Marie Curie records in her notebook

They recoil
from grainy footage of me in my laboratory,
my slow somber dance
amongst the shallow watchglass dishes;
it is the set of my lips: a permanent grymas,
something bleak they see growing in themselves.
Forged amongst the test-tubes and uranium, I ignore
the dark-paneled rooms,
which burst with dark-panel-suited men.
My attempts at warding off their idiotyzm= isotropes
stashed in my pockets as charms;
a lesson here they should learn, only just now discovering
that lead is preferable to lollies.

They dream of the x-ray machines I made for inwards exploration,
think psychology is the answer.
Nie! What about the question?
Their angels are Jung’s apostles with talk of [1 psychic nuclei] swimming in [2 ambient oceans of unconscious].
Mine are Polonium [84 Po] and her unstable sisters
given to me by the Stara Baba,
compensation for
my husband’s crushed bones.

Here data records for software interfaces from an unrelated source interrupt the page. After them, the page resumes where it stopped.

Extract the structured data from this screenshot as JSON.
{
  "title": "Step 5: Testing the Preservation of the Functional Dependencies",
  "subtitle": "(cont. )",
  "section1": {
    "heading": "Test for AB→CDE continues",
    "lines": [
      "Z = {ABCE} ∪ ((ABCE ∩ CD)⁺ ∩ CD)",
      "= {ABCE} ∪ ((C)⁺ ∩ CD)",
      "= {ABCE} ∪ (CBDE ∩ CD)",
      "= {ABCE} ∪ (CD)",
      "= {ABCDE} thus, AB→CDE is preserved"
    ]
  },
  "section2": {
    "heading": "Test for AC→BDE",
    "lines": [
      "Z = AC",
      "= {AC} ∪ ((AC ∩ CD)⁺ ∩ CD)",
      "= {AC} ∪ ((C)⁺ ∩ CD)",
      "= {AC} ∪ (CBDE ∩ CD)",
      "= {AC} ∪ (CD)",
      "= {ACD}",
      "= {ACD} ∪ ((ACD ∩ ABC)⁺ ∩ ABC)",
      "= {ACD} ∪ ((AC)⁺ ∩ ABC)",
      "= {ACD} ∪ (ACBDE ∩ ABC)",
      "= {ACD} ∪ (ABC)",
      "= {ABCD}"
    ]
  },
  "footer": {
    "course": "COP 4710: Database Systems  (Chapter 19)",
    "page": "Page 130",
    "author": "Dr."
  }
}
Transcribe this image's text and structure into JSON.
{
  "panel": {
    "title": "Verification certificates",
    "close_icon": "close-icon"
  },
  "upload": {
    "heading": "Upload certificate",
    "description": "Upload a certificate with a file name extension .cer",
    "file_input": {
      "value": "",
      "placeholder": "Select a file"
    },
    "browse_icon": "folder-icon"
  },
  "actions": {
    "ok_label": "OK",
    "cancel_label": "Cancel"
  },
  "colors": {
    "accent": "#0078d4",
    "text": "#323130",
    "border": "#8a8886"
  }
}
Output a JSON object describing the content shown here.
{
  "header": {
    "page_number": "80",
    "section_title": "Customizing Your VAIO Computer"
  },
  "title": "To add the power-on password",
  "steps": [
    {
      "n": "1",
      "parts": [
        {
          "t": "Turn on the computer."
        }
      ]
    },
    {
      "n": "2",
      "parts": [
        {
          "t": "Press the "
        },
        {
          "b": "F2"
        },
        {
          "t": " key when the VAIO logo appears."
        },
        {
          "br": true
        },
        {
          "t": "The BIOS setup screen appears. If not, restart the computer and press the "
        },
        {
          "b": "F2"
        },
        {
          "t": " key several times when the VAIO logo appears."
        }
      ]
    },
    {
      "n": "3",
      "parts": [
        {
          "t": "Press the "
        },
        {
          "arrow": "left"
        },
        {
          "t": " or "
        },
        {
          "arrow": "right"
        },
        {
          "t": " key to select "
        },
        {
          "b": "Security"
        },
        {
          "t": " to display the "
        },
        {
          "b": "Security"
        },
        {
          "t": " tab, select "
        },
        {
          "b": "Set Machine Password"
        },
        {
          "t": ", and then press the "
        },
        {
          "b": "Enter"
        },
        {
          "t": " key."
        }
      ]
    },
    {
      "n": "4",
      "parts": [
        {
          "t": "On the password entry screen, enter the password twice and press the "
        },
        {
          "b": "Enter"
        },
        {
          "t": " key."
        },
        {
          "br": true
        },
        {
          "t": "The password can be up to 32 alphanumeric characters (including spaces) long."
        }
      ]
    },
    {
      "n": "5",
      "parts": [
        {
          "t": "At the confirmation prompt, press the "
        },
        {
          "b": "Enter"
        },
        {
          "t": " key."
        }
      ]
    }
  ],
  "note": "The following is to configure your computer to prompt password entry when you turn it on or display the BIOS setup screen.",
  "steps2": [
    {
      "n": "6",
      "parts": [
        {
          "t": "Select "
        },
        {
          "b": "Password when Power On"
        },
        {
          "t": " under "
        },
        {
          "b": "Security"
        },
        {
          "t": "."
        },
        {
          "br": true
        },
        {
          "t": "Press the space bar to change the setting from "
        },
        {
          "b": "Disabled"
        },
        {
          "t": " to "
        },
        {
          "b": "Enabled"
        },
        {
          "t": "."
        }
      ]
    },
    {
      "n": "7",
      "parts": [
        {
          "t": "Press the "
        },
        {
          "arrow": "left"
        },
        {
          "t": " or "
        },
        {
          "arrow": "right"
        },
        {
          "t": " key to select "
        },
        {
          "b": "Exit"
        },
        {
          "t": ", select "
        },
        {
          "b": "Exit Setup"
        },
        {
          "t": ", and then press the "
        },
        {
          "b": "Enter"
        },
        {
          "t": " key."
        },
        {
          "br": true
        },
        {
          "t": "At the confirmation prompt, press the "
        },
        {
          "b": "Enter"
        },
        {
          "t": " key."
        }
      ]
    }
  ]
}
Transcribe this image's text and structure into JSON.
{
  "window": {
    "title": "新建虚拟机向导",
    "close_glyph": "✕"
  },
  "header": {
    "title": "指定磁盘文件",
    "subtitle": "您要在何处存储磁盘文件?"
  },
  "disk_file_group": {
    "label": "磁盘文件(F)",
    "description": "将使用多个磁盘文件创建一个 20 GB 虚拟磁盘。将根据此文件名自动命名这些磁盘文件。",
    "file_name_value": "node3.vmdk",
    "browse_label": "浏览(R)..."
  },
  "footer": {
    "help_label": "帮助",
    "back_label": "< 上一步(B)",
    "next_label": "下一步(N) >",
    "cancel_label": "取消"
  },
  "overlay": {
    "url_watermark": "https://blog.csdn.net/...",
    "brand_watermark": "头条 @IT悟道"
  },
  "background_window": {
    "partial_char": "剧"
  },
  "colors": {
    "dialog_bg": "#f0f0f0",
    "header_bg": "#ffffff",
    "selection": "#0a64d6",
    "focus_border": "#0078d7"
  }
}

Consider matter and soul.
They hope to arrive at numinous truths about ‘quiet,’
haphazardly jotted down as ‘life.’ Never mind.
I would not rinse away any scribblings
emanating from their challeng{-ing/-ed} shadows.
Even with scant knowledge of them
every atom could be as elegant (as transmuting)
as alchemists’ translations of light.

Anita Mortlock


Anita Mortlock lives on the coast of Kāpiti, New Zealand, a place that often supports and informs her identity and writing. She has previously published in several academic and poetry journals.

© 2021